Mishra, P., & Koehler, M. J. (2006). Technological pedagogical content knowledge: A framework for teacher knowledge. Teachers College Record, 108, 1017–1054.
Niess, M. L. (2005). Preparing teachers to teach science and mathematics with technology: Developing a technology pedagogical content knowledge. Teaching and Teacher Education, 21, 509-523.
Niess, M. L., Ronau, R. N., Shafer, K. G., Driskell, S. O., Harper, S. R., & Johnston, C. (2009). Mathematics teacher TPACK standards and development model. Contemporary Issues in Technology & Teacher Education, 9, 4–24.
Owens, D. T., Pape, S. J., Irving, K. E., Sanalan, V.A., Boscardin, C. K., & Abrahamson, L. (2008, July). The connected algebra classroom: A randomized control trial. In C. Laborde & C. Knigos (Eds.). Proceedings for Topic Study Group 22, Eleventh International Congress on Mathematics Education. Monterrey, Mexico. Retrieved July 2, 2009 from http://tsg.icme11.org/document/get/249
Pape, S. J., Bell, C. V., Owens, S. K., Bostic, J. D., Irving, K. E., Owens, D. T., et al. (2010, May). Examining verbal interactions within connected mathematics classrooms. Paper presented at the Annual Meeting of the American Educational Research Association, Denver, CO.
Pape, S. J., Bell, C. V., Owens, D. T., & Sert, Y. (2011). Examining teachers’ use of the TI-Navigator™ to support students’ understanding of quadratic equations and parabolas. Manuscript in preparation.

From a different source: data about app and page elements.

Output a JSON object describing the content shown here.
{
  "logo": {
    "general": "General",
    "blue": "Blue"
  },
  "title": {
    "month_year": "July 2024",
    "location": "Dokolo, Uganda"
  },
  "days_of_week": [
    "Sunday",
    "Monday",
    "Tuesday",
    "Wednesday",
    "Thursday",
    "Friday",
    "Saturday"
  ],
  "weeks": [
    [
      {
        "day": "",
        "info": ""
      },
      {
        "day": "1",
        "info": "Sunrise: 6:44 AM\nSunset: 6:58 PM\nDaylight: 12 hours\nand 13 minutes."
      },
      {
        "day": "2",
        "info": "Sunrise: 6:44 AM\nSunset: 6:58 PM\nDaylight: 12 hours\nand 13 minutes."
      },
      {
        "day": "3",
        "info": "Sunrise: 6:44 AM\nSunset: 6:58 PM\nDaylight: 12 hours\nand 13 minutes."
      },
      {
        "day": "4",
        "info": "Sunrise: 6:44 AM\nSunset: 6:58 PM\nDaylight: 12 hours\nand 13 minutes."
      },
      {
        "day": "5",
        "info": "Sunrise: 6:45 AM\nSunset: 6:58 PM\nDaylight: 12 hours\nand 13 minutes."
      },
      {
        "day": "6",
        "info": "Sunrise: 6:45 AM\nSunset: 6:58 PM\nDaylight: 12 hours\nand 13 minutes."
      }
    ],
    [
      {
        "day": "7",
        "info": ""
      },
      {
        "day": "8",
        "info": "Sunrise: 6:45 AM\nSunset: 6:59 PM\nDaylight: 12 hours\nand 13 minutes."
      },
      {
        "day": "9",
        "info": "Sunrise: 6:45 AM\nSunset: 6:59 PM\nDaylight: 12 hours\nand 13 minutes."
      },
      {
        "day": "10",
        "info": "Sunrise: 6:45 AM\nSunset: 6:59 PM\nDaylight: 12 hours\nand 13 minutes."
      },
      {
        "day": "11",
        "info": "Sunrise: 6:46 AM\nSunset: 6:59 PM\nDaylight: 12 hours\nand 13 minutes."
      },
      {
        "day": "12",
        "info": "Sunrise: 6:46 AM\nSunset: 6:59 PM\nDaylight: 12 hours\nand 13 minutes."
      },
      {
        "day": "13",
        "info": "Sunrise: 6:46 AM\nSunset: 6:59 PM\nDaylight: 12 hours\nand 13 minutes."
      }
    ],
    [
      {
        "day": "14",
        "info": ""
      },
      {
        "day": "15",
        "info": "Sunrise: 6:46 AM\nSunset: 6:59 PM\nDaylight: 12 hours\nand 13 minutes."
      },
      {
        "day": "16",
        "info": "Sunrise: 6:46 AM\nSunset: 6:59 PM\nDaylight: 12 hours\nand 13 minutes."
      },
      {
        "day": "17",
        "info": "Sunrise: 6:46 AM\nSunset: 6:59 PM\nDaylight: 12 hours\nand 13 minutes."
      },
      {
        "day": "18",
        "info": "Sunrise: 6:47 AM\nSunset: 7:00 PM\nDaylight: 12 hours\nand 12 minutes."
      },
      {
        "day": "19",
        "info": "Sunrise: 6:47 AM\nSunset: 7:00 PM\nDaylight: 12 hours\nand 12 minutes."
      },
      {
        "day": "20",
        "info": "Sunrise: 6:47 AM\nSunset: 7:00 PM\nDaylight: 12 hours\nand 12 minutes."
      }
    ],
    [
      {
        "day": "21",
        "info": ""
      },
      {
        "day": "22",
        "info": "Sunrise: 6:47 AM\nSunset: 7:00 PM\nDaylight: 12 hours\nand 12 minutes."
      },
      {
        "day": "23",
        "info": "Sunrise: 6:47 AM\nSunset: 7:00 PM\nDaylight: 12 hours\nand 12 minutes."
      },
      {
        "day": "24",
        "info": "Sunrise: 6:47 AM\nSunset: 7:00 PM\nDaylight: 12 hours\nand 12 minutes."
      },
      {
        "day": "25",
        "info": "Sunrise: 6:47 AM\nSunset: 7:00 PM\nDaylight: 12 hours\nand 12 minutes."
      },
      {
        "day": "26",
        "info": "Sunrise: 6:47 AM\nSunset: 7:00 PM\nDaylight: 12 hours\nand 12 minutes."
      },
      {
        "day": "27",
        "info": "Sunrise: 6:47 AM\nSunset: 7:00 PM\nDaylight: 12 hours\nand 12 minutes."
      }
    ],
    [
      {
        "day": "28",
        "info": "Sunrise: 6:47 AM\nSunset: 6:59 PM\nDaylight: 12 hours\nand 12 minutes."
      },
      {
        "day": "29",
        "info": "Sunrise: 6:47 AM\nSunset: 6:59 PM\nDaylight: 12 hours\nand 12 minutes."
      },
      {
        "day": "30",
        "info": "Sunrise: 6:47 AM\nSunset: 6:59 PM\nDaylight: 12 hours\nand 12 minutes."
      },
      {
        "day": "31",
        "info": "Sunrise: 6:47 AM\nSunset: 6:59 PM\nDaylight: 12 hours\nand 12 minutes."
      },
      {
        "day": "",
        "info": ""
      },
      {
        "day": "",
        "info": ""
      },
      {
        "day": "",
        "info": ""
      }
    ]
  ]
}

Pape, S. J., Irving, K. E., Bell, C. V., Shirley, M. L., Owens, D. T., Owens, S. K., Bostic, J. D., & Lee, S. C. (2011). Principles of Effective Pedagogy within the Context of Connected Classroom Technology: Implications for Teacher Knowledge. In R. N. Ronau, C. R. Rakes, & M. L. Niess (Eds.), Educational technology, teacher knowledge, and classroom impact: A research handbook on frameworks and approaches (pp. 176–199). Hershey, PA: IGI Global.
Pape, S. J., Irving, K. E., Owens, D. T., Boscardin, C. K., Sanalan, V. A., Abrahamson, A. L., et al. (2011). Classroom connectivity in algebra I classrooms: Results of a randomized control trial. Manuscript submitted for publication.
Rakes, C. R., Ronau, R. N., Niess, M. L., Driskell, S. , Pugalee, D., & Bush, S. (2011, January). Research in mathematics instructional technology: Current trends and future demands. Symposium presented at the annual meeting of the Association of Mathematics Teacher Educators, Irvine, CA.
Shirley, M. L., Irving, K. E., Sanalan, V. A., Pape, S. J., & Owens, D. T. (2011). The practicality of implementing connected classroom technology in secondary mathematics and science classrooms. International Journal of Science and Mathematics Education, 9, 459–481.
The development of this brief was supported by the National Science Foundation under Grant No. 0946875
opinions, findings and conclusions or recommendations expressed in this
material are those of the author(s) and do not necessarily reflect the
views of the National Science Foundation (NSF).